((released 2005-12-01) (handle mh-77-m) (supplement true))
Guests on Volume 77: Eric Miller on the conserving radicalism and revolutionary traditionalism of Christopher Lasch; Lisa de Boer on the depiction of everyday humanity in northern European post-Renaissance painting; Peter J. Schakel on seeing The Chronicles of Narnia as fairy tales, not just Christian allegory; and Alan Jacobs on how The Chronicles of Narnia reveal much of C. S. Lewis’s thinking on almost everything, and on how Lewis's imagination was prepared to write such books.
Historian Eric Miller discusses the concerns of cultural commentator Christopher Lasch (1932-1994), who is the subject of his essay “Pilgrim in an Unknown Land: Christopher Lasch’s Journey.” The work is included in an anthology Wilfred McClay edited, titled Figures in the Carpet: Finding the Human Person in the American Past. Lasch was the author of several books and hundreds of articles and essays; he had insatiable intellectual curiosity, states Miller, and was a radical in the true sense of the term, always honing his previously published arguments. He spent most of his career observing how American culture resists neat ideological explanations. Miller notes that Lasch was looking for a way to preserve morality without relying on religion and theology.
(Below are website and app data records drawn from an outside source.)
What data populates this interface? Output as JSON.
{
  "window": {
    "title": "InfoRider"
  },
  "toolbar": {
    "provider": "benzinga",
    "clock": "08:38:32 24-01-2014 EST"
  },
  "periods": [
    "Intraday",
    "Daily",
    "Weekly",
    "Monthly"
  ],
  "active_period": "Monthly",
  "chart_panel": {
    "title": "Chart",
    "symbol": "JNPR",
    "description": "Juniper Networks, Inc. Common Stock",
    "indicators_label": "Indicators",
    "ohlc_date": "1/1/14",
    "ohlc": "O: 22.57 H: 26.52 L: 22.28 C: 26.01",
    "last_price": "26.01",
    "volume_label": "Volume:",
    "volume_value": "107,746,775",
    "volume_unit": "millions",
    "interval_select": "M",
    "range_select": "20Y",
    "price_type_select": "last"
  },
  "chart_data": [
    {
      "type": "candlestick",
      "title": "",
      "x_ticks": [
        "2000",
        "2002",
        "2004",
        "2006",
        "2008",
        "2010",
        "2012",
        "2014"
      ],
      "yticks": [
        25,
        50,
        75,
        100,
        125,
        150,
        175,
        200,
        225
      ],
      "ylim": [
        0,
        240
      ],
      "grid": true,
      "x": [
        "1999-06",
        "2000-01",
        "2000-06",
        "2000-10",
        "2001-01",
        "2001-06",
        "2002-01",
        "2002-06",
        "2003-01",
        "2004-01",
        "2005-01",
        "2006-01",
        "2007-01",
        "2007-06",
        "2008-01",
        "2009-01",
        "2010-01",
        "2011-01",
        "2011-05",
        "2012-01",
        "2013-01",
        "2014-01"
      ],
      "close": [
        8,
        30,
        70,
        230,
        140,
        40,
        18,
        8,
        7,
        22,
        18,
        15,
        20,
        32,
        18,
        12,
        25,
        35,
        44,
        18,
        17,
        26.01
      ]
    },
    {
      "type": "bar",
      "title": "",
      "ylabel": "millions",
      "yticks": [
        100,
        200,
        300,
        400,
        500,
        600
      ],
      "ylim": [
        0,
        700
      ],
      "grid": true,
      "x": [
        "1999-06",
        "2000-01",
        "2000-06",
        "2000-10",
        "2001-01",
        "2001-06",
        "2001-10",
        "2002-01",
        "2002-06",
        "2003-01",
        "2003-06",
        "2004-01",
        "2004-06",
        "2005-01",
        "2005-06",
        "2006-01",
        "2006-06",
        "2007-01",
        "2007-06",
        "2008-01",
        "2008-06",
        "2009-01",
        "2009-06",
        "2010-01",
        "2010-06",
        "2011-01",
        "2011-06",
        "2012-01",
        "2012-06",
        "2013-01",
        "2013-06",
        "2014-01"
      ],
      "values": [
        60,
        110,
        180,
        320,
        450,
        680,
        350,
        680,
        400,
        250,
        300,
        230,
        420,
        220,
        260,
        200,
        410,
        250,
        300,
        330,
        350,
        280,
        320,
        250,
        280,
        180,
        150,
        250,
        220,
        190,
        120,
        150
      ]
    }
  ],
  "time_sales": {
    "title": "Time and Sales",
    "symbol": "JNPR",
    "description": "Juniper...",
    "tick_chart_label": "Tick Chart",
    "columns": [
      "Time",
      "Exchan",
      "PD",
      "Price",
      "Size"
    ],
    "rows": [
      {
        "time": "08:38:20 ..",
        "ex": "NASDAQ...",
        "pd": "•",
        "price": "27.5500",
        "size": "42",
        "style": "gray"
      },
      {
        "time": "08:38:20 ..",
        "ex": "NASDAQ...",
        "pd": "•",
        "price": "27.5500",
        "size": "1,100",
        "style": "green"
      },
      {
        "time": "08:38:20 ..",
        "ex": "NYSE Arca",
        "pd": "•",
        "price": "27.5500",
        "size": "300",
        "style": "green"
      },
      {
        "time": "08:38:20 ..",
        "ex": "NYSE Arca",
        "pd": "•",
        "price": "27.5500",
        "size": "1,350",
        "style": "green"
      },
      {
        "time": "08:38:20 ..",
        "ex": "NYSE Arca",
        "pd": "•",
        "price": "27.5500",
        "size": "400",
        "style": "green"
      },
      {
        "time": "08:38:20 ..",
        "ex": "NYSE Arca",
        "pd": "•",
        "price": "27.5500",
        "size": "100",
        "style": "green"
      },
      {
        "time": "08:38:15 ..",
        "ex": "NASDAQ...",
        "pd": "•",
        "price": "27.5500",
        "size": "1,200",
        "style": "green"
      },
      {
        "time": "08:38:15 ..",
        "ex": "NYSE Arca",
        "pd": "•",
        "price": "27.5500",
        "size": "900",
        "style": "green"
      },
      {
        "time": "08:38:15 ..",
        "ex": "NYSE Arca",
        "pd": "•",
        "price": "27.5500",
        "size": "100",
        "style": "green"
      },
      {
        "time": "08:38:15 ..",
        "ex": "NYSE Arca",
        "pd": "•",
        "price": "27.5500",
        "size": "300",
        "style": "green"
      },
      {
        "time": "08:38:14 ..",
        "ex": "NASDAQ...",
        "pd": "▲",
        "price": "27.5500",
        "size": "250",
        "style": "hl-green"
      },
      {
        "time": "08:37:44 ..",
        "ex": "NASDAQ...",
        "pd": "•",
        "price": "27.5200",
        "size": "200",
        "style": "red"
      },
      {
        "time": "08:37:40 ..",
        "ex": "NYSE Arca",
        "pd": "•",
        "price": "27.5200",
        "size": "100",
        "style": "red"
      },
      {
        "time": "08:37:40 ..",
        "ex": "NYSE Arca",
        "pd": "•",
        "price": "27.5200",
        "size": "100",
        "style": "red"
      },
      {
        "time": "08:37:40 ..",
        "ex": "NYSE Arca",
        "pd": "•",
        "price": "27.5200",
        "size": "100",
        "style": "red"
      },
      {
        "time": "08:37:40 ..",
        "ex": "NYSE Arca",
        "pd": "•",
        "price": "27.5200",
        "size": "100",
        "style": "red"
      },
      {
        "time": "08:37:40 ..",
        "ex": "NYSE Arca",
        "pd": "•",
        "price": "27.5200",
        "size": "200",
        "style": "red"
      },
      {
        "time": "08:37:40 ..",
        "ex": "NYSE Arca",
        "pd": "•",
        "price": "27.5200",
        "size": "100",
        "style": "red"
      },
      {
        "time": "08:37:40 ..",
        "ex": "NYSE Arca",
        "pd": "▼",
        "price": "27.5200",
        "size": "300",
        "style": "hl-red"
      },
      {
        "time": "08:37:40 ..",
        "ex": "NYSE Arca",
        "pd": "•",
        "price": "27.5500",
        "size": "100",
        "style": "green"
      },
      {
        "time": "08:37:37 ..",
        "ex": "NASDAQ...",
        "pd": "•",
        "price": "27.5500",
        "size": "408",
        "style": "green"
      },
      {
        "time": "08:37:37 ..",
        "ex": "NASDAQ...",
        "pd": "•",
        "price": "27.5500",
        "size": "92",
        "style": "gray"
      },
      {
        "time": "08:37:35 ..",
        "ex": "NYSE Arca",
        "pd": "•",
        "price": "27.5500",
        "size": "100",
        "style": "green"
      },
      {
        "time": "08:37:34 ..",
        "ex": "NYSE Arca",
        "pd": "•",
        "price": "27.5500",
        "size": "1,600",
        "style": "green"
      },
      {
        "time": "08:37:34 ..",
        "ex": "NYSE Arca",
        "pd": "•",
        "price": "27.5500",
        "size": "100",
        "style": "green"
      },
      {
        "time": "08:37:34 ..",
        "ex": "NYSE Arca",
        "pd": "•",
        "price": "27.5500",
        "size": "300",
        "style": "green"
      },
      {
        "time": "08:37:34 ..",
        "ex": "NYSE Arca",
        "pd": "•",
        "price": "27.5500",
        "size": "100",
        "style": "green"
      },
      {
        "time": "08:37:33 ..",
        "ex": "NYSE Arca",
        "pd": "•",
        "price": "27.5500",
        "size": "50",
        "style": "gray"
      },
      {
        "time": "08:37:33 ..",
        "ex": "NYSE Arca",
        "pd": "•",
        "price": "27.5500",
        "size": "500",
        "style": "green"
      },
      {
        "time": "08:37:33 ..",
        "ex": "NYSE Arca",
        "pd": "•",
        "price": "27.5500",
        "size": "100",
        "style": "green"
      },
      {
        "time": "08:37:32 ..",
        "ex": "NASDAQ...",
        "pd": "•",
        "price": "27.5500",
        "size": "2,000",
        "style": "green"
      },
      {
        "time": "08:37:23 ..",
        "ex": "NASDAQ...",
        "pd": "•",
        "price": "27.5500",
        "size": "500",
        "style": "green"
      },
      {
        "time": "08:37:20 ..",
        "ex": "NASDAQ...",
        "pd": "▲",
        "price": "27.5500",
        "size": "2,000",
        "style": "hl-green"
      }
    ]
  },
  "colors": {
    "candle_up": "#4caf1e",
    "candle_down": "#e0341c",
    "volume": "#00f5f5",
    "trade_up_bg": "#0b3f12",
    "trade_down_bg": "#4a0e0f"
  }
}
In an essay titled “A Comic Vision? Northern Renaissance Art and the Human Figure,” professor Lisa de Boer studies Northern European painters during the late sixteenth and early seventeenth centuries and their understanding of the human figure and its place in the world. De Boer is one of the artists whose work appears in the collection A Broken Beauty, which is a companion piece to the art show of the same name. Both the show and the anthology attend to the beauty found in the midst of suffering, loss, and brokenness. De Boer discusses her contribution to the book and describes one of the paintings she wrote about, “The Harvesters” by Pieter Bruegel the Elder (1525-1569). She explains how his vision and work were different from that of Southern European artists of the same era.
Professor of literature Peter Schakel discusses his book The Way into Narnia: A Reader’s Guide and the charms of C. S. Lewis’s The Chronicles of Narnia. In The Way into Narnia, Schakel argues that Lewis intended the books to be read as fairy stories, not as straight representations of the Christian story. The former work on the imagination differently than the latter and — while they can include Christian themes — also include universal themes. Fairy stories are those tales that take place in enchanted worlds full of strange creatures and magic. The Chronicles of Narnia work well as such says Schakel, successfully weaving elements from other genres into their fabric, portraying well-conceived imaginary worlds in a creative and structured fashion.
In this extended interview, Professor Alan Jacobs discusses his book The Narnian: The Life and Imagination of C. S. Lewis and what it means to say that Lewis (1898-1963) had a “pre-modern consciousness.” In his biography, Jacobs explores the images and themes found in both the Narnia stories and Lewis’s nonfiction works. He explains that Lewis’s thought and imagination were integrated in a way foreign to the modern mindset, which bisects reason to the public sphere and imagination to the private with neither informing the other. In a disenchanted world, Lewis cultivated a willingness to be enchanted. He trained his imagination on the Good, the True, and the Beautiful, probing the images and feelings that that developed and embodied them.